Heathrow was grounded by snow last winter

Airlines were grounded by snow last winter at Heathrow airport

With winter starting to tighten its grip in the Northern Hemisphere and weather forecasts indicating another record-breaking big freeze this winter, travel disruption is a major worry for many people. A white Christmas may be an exciting prospect if you can stay at home and enjoy it, but not necessarily for those who need to travel for business, on Christmas holidays or to long-awaited reunions with family and friends over the festive period.

Last winter, heavy snowfalls, ice and Arctic temperature wreaked havoc for thousands of airline passengers who were left stranded after major airports closed and airlines cancelled flights. 35,000 commercial flights were cancelled during December 2010 in Europe – more cancellations than the whole of the previous year. And there was a similar weather story across the Atlantic with major air travel disruption for the East Coast of the US.

Obviously such extreme winter conditions impact private aviation too – but certainly not to the same extent and private jet charter is still able to keep passengers moving when airlines are frozen (whether due to bad weather or volcanic ash). So why can private jets fly when so many scheduled flights are grounded?

Private jets can use many more airports

In Europe, private jet charter flights can take their pick from 3,000 airports – ten times more than the 300 airports used by airlines. Snowfall and temperatures can vary considerably even over a relatively small area of the country, so this allows the pilot to switch to an airport than is less affected – not an option open to inflexible airlines. And at smaller airports, snow clearing and de-icing can actually happen quicker, as there is a much smaller area of taxiway and fewer aircraft to keep clear (plus many private jets are kept out of the cold in hangars which reduces deicing requirements). As we saw last winter in the UK, Heathrow and Gatwick were less able to cope with clearing snow, despite their greater resources, than a smaller airport such as nearby Farnborough in Surrey which managed to stay open for much more of the time.

Private jet travel allows for flexible schedules

When you hire a private jet, you agree a departure time and route but, unlike airline flights, this plan is very flexible and either the customer or the pilot can change the schedule up until about two hours ahead of takeoff. So bringing a flight forward when further snowfall is forecast – or switching the route to find ‘gaps’ in the weather or to avoid closed airports is a very real possibility.
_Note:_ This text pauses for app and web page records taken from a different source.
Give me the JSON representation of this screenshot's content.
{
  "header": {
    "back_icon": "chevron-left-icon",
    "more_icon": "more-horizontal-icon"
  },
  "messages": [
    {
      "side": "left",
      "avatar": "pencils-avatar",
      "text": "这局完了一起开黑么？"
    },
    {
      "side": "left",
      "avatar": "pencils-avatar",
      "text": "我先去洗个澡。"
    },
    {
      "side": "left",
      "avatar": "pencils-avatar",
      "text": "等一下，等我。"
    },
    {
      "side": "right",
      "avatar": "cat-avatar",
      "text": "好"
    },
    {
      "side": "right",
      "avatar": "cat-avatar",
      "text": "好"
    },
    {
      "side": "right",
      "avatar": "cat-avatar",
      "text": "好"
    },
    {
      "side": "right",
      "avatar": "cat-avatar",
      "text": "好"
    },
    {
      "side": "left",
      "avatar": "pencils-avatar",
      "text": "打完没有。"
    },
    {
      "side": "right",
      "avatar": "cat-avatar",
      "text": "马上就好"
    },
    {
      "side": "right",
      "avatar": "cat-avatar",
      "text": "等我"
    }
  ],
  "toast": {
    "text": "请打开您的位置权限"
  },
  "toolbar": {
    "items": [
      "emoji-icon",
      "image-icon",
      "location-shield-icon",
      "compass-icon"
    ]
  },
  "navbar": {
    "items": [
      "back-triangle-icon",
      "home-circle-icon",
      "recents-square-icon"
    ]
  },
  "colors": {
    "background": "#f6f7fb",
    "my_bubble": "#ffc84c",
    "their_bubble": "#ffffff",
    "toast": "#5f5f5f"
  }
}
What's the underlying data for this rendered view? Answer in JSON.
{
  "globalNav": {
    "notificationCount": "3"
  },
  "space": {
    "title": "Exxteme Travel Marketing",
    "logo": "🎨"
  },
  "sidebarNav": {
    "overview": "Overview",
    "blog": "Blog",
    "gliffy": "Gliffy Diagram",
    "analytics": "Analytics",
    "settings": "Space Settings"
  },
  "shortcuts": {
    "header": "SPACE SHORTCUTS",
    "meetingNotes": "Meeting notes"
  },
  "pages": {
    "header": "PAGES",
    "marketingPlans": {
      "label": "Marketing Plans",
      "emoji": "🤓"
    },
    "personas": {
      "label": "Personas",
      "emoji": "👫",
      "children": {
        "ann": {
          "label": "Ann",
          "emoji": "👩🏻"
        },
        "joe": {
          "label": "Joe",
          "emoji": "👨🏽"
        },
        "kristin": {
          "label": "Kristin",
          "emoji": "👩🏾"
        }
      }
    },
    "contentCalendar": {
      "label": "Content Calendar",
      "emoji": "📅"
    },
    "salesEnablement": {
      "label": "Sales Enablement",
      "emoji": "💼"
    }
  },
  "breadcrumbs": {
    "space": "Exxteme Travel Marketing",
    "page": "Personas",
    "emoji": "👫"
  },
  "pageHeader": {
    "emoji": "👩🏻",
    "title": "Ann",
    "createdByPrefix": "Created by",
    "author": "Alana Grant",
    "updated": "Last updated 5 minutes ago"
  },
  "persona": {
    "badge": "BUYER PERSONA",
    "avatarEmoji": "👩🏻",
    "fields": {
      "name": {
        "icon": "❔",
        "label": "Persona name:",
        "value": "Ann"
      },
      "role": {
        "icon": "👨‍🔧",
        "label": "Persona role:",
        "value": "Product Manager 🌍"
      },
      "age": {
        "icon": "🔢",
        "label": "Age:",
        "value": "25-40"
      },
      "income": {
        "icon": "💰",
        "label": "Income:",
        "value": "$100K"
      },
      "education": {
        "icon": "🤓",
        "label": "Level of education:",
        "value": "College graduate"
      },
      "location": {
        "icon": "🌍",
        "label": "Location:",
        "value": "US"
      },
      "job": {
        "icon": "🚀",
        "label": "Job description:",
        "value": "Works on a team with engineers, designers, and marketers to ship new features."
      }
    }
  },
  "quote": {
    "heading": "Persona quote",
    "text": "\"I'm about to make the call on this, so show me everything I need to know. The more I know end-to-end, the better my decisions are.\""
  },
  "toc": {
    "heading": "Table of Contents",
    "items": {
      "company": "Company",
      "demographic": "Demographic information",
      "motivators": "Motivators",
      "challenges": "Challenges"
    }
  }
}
Airline schedules are simply unable to work like this – their only option is to cancel the flight.

Private jets can start moving again very quickly

Inevitably the most extreme of winter conditions will affect some private jet charter flights. Safety is the primary consideration and there will be times when it is simply unsafe to fly due to extremes of temperatures or severe ice on runways. However the agility of private jet charter is a huge advantage when conditions begin to thaw. As we saw last winter, with enormous backlogs and so many aircraft out of position, airlines took days to return to normal – leaving passengers stranded even after the snow was cleared. With so much more flexibility, private jet flights were able to start operating almost immediately.  Charter brokers such as PrivateFly.com – which gives access to thousands of private aircraft worldwide – were particularly well-placed to help passengers, finding aircraft that were already waiting at their closest airport. With PrivateFly you can book at very short notice (online or over the phone) and in many cases be in the air in as little as 90 minutes from first contact.